- If you want to use a rotisserie to cook the chicken, you need to truss it or the chicken will cook unevenly and the legs and wings will burn.
Trussing: The Bad
But, like anything, trussing isn’t perfect. There are a few downsides:
- Trussing chicken causes the legs to cook a bit more slowly. On bigger birds, it’s a good thing, but on a smaller bird it could mean that the breasts will cook faster than the legs and end up dry.
- When you truss chicken, less of the skin is exposed to the oven’s heat, which means that you’ll have a bit less crispy skin. Not a whole lot less, but if that’s your very favorite part, keep that in mind.
- It’s an extra step. With practice, you won’t have any trouble trussing a chicken, but we’re all in a rush sometimes!
Trussing: The Bottom Line
Here’s my advice. If you have the time, go ahead and truss the chicken, unless it’s a very small bird of about 2 or 3 lbs. But there are a few situations where you really don’t need to. Here are a few things to keep in mind:
- If presentation isn’t an issue, for example if you’re going to carve the chicken before bringing it to the table, trussing is less of an issue.
- If you’re going to slow cook the chicken, at 200F or 300F, the bird will cook evenly whether you truss it or not.
- Don’t truss chicken for the very first time when you have 10 guests coming over and you only have an hour and a half to prepare and cook the chicken. It takes a bit of getting used to, so it’s best to practice a few times before trying it out when time is short. Remember, one of the keys to loving cooking is to not be stressed out when you do it!
How To Truss Chicken?
Okay! Now that you’ve decided that it’s worth taking the time to learn to truss chicken, you need to know how to do it!
A little tip before we get started: you may want to print out this page or have the instructions in front of you the first few times you do it. It’s pretty easy to forget what to do!
Alright, let’s get started. First, I’ll go over what you need to truss a chicken, and then I’ll show how to do it, step by step.
What You Need
First things first: the materials you need!
- One piece of kitchen twine, about 3 or 4 times the length of the chicken.
- Kitchen twine is a string made out of cotton or linen. Since it’ll be in contact with your food, it has to be non-toxic. It also needs to be heat-resistant, which is why certain synthetic materials like polyester just don’t work for kitchen twine.
- One chicken! Any size chicken will do. And remember, trussing is the last thing you do when getting your chicken ready.
- Trussing hides some of the skin, so get your seasonings on before you truss!
- You won’t be able to stuff the chicken after you truss it, so be sure to do that first.
And that’s it!
How To Do It
Now that you have everything you need, it’s time to truss up that bird and get it ready to cook! Here’s how to truss a chicken:
With the breast side up, line up the middle of your piece of twine with the chicken’s tail and tie a knot around the tail. You don’t actually need to knot it, but I find it makes the trussing a bit easier.
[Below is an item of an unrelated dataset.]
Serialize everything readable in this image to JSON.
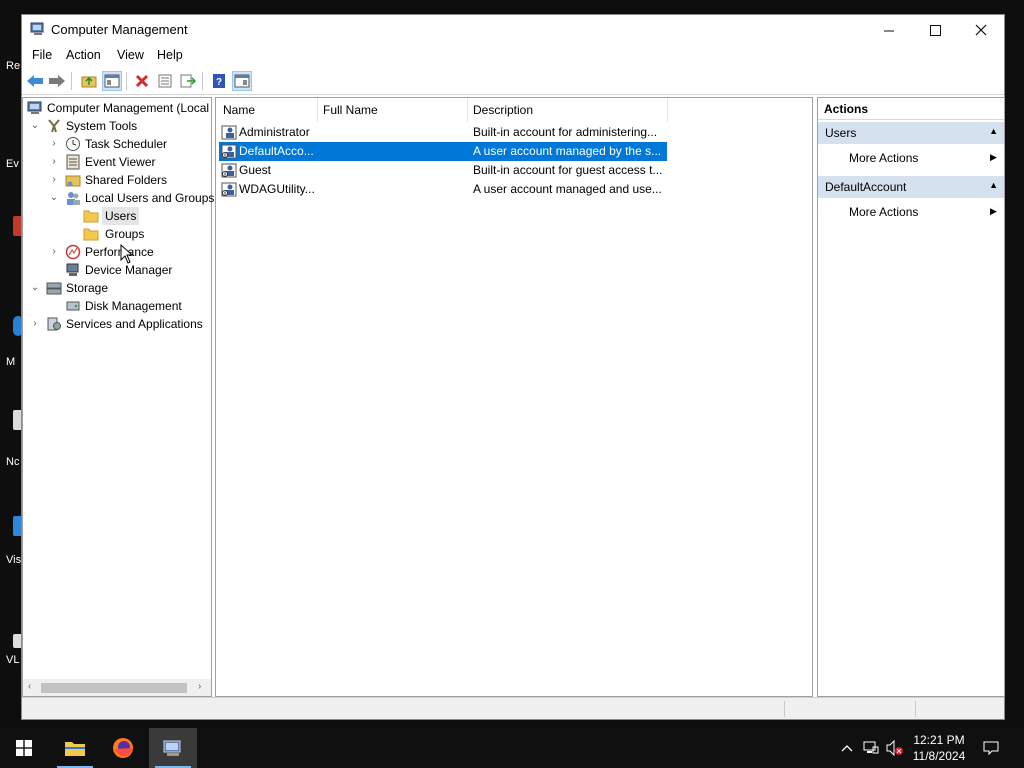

Make a loop around each drumstick.
Pull them close together and tie a knot. Again, the knot isn’t necessary but can make the whole trussing process easier, especially at first.
Keeping the twine tight around the chicken, pass each half of the twine through the wing.
Tuck the wings under the chicken so that they’re holding down the twine.
Flip the chicken over so that it’s breast side down. Tie the twine around the neck so that it’s holding down the wings. Make sure the knot is secure, then cut off any excess string.
And now you have a nicely trussed chicken that will cook nice and evenly!
One more thing… there’s more than one way to truss a chicken! I presented this one because it works well for me, but everyone is different, and you should do what works best for you!
If you’d like to try a different technique, there’s a great video of Alton Brown’s show “Good Eats” on the Food Network’s website. He shows how to truss a turkey, which is pretty similar to trussing chicken, although because of the size difference his method won’t work as well on smaller birds.